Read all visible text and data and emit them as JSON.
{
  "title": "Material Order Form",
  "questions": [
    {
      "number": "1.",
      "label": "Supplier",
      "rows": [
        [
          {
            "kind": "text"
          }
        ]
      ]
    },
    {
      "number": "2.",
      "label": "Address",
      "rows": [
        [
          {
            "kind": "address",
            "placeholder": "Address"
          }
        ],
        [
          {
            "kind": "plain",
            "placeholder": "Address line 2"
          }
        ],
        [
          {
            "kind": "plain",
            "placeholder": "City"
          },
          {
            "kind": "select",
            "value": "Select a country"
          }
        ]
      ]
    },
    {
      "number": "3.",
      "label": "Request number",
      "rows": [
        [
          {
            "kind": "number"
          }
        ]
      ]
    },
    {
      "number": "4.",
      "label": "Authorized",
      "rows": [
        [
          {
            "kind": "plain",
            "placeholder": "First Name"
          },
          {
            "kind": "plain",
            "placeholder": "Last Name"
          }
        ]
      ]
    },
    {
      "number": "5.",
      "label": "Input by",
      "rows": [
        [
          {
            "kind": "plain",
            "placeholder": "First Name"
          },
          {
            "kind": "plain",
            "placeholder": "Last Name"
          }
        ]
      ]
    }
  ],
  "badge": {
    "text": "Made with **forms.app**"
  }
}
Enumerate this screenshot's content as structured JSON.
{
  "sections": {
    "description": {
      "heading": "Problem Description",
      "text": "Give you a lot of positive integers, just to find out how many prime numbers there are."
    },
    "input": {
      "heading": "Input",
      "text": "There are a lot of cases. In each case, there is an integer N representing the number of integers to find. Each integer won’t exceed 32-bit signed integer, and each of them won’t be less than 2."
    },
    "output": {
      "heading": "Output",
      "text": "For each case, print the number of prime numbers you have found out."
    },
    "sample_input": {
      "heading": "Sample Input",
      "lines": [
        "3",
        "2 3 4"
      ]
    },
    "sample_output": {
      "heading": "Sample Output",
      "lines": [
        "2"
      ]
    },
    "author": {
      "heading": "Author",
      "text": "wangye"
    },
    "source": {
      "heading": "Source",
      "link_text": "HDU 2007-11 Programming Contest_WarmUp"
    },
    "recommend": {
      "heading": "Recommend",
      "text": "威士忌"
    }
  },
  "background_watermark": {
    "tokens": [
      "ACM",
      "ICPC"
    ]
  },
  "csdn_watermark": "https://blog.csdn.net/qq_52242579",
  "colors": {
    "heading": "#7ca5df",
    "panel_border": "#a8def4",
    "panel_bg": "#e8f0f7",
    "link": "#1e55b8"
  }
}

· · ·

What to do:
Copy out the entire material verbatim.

Task output:
Read all visible text and data and emit them as JSON.
{
  "title": "Material Order Form",
  "questions": [
    {
      "number": "1.",
      "label": "Supplier",
      "rows": [
        [
          {
            "kind": "text"
          }
        ]
      ]
    },
    {
      "number": "2.",
      "label": "Address",
      "rows": [
        [
          {
            "kind": "address",
            "placeholder": "Address"
          }
        ],
        [
          {
            "kind": "plain",
            "placeholder": "Address line 2"
          }
        ],
        [
          {
            "kind": "plain",
            "placeholder": "City"
          },
          {
            "kind": "select",
            "value": "Select a country"
          }
        ]
      ]
    },
    {
      "number": "3.",
      "label": "Request number",
      "rows": [
        [
          {
            "kind": "number"
          }
        ]
      ]
    },
    {
      "number": "4.",
      "label": "Authorized",
      "rows": [
        [
          {
            "kind": "plain",
            "placeholder": "First Name"
          },
          {
            "kind": "plain",
            "placeholder": "Last Name"
          }
        ]
      ]
    },
    {
      "number": "5.",
      "label": "Input by",
      "rows": [
        [
          {
            "kind": "plain",
            "placeholder": "First Name"
          },
          {
            "kind": "plain",
            "placeholder": "Last Name"
          }
        ]
      ]
    }
  ],
  "badge": {
    "text": "Made with **forms.app**"
  }
}
Enumerate this screenshot's content as structured JSON.
{
  "sections": {
    "description": {
      "heading": "Problem Description",
      "text": "Give you a lot of positive integers, just to find out how many prime numbers there are."
    },
    "input": {
      "heading": "Input",
      "text": "There are a lot of cases. In each case, there is an integer N representing the number of integers to find. Each integer won’t exceed 32-bit signed integer, and each of them won’t be less than 2."
    },
    "output": {
      "heading": "Output",
      "text": "For each case, print the number of prime numbers you have found out."
    },
    "sample_input": {
      "heading": "Sample Input",
      "lines": [
        "3",
        "2 3 4"
      ]
    },
    "sample_output": {
      "heading": "Sample Output",
      "lines": [
        "2"
      ]
    },
    "author": {
      "heading": "Author",
      "text": "wangye"
    },
    "source": {
      "heading": "Source",
      "link_text": "HDU 2007-11 Programming Contest_WarmUp"
    },
    "recommend": {
      "heading": "Recommend",
      "text": "威士忌"
    }
  },
  "background_watermark": {
    "tokens": [
      "ACM",
      "ICPC"
    ]
  },
  "csdn_watermark": "https://blog.csdn.net/qq_52242579",
  "colors": {
    "heading": "#7ca5df",
    "panel_border": "#a8def4",
    "panel_bg": "#e8f0f7",
    "link": "#1e55b8"
  }
}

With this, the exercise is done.